The Bekerath organ at Saint Joseph's Oratory

The Bekerath organ at Saint Joseph’s Oratory
ISO 100 – 18mm – f6.7 – 1 sec

 

Organist playing the Beckerath organ at Saint Joseph Oratory

Organist playing the Beckerath organ at Saint Joseph Oratory
ISO 100 – 135mm – f6.7 – 0.5 sec

After visiting the organ balcony we descended to the main floor of the Basilica and made our way to the rear of the altar. With Mass still in progress I refrained taking too many shots but couldn’t resist taking one or 2 ;-)

Mass at Saint Joseph Oratory

Mass at Saint Joseph Oratory
ISO 800 – 20mm – f5.6 – 1/6 sec

The Choir at Saint Joseph Oratory

The Choir at Saint Joseph Oratory
ISO 1600 – 90mm – f4.5 – 1/45 sec

My visit finished up at one of the chapels at the side of the main Basilica…unfortunately I forget the name of this particular chapel. It was a shame it was still a bit overcast outside as I imagine the sunlight coming through the windows would really make this small chapel glow.

A chapel at L'Oratoire Saint-Joseph du Mont-Royal

A chapel at L’Oratoire Saint-Joseph du Mont-Royal
ISO 400 – 10mm – f9.5 – 10 secs (-2ev/0/+2ev)

A chapel at L'Oratoire Saint-Joseph du Mont-Royal

A chapel at L’Oratoire Saint-Joseph du Mont-Royal
ISO 400 – 13mm – f9.5 – 4 secs (-2ev/0/+2ev)

I’m very thankful to Samuel and the team at L’Oratoire Saint-Joseph du Mont-Royal for giving me this opportunity to view Canada’s largest church from vantage points generally only seen by employees. Being such a vast building, there is so much to see (and shoot) I will certainly be returning, particularly since I have still not photographed the Crypt church.

To view images in gallery format, simply click on one of the images below.

 

 

Thanks for stopping by. Until next time.

- Martin

This entry was posted in 52 Project, Location, NDG and tagged , , , , , , , , , , .

2 Comments

  1. Nathalie Dumas March 25, 2013 at 2:57 pm #

    Nice nice nice photos Martin! Congratulations!
    Nathalie Dumas
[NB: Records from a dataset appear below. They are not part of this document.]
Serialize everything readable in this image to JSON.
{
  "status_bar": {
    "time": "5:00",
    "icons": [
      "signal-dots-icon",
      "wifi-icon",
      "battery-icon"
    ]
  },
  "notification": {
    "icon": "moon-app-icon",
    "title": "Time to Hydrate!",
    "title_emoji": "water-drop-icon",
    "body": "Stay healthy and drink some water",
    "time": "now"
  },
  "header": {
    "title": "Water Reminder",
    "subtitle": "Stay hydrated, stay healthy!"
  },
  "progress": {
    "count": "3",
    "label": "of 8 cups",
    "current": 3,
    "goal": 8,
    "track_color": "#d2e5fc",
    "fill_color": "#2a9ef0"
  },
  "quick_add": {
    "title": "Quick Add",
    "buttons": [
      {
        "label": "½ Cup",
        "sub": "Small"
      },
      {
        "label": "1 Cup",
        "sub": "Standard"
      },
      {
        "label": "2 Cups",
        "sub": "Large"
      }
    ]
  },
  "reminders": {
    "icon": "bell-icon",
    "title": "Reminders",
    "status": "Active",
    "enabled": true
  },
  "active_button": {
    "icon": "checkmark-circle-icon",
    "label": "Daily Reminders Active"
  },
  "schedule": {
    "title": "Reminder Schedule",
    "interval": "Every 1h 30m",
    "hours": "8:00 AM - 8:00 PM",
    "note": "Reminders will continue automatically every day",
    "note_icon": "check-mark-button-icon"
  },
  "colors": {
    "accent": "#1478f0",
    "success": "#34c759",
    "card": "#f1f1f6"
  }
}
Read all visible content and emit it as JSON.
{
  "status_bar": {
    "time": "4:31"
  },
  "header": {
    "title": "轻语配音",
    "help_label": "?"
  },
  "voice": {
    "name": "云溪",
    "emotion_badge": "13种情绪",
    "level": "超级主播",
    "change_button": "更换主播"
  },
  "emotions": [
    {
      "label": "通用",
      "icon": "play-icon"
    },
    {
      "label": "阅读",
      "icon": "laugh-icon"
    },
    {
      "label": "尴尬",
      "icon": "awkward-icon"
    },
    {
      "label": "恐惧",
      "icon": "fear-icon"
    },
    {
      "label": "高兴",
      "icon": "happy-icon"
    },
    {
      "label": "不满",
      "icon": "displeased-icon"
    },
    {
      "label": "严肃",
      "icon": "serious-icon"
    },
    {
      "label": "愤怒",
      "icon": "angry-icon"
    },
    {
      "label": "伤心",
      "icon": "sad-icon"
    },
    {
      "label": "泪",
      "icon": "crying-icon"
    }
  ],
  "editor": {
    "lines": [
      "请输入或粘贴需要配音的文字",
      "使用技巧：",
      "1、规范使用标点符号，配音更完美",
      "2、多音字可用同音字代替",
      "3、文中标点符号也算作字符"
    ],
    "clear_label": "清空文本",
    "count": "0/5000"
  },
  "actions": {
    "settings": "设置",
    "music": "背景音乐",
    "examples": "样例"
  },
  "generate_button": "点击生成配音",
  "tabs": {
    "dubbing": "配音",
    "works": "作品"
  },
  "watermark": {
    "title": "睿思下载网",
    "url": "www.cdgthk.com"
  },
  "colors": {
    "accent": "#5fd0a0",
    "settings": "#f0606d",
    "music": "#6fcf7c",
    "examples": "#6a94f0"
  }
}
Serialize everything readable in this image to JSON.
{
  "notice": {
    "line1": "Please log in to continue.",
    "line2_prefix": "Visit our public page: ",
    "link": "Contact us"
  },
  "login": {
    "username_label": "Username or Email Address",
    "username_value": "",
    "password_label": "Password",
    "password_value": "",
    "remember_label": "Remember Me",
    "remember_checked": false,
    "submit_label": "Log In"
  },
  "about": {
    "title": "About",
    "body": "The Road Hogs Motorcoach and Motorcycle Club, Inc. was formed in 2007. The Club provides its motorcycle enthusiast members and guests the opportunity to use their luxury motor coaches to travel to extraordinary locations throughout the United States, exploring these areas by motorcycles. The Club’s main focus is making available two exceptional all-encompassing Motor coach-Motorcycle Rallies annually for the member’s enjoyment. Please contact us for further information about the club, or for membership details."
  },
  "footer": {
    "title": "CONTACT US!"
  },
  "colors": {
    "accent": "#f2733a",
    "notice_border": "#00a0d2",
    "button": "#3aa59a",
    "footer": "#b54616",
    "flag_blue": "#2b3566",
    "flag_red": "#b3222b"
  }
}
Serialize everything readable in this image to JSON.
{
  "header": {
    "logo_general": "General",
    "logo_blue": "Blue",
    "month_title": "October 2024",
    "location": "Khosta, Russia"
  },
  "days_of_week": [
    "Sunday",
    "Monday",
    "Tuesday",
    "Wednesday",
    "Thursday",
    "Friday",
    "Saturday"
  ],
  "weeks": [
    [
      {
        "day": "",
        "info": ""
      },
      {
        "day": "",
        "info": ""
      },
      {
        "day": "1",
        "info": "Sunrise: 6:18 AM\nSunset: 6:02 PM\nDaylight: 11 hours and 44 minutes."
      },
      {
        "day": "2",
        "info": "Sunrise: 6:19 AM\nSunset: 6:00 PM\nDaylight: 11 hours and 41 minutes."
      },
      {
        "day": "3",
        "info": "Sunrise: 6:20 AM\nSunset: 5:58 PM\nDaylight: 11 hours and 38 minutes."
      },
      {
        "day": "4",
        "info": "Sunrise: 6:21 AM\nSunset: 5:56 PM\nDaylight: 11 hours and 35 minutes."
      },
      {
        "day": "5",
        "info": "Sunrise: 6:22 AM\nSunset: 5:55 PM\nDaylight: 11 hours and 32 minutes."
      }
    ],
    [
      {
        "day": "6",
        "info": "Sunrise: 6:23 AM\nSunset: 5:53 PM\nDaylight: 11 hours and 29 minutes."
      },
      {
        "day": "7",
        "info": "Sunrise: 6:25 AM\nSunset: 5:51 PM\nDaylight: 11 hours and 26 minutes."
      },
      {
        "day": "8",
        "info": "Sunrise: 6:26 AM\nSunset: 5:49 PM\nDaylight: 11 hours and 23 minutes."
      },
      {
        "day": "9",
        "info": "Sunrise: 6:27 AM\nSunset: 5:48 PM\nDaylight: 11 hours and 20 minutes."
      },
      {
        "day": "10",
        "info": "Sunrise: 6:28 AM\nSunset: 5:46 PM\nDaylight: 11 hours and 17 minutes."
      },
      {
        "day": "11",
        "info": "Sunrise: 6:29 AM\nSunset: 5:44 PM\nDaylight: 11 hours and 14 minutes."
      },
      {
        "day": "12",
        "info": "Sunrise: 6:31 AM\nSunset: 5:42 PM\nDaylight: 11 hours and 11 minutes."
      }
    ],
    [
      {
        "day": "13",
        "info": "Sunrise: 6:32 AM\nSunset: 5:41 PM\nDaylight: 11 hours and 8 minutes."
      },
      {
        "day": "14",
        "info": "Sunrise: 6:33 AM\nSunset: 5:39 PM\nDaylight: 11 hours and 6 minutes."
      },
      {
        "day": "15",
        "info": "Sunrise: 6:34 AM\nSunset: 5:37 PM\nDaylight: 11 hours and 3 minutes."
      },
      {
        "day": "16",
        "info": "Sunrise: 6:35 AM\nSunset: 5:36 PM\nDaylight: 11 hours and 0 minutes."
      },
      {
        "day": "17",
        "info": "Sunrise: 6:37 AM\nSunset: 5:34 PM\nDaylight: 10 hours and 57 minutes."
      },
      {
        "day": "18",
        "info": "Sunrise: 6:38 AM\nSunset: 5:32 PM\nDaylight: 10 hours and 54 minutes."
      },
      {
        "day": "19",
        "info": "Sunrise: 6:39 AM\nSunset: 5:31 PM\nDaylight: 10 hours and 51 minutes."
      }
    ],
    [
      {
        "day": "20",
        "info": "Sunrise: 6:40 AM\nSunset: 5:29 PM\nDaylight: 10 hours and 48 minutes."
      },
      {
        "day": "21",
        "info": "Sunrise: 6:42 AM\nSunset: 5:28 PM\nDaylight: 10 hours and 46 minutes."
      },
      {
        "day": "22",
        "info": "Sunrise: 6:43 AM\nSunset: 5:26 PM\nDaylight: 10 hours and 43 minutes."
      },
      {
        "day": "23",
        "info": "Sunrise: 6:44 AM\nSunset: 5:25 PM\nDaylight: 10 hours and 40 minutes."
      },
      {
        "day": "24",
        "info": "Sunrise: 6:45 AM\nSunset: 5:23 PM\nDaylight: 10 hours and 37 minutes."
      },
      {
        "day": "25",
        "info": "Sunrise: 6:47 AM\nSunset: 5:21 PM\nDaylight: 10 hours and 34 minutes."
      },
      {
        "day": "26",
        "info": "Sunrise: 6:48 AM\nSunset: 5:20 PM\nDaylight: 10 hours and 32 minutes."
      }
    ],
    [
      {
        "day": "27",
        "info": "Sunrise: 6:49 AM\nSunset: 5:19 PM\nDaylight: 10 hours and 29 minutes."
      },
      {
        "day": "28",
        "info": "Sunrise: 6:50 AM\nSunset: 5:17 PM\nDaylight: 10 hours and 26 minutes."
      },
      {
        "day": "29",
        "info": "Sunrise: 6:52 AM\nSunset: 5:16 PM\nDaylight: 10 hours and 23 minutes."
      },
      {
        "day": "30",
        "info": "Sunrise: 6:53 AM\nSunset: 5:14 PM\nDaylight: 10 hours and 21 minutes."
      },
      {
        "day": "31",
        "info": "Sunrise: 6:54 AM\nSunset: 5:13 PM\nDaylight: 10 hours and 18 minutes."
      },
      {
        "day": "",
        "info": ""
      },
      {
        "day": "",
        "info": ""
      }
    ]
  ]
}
  2. Montreal in Pictures March 25, 2013 at 9:33 pm #

    Thank you Nathalie…It was a real privilege to visit and view the Oratory from these vantage points :-)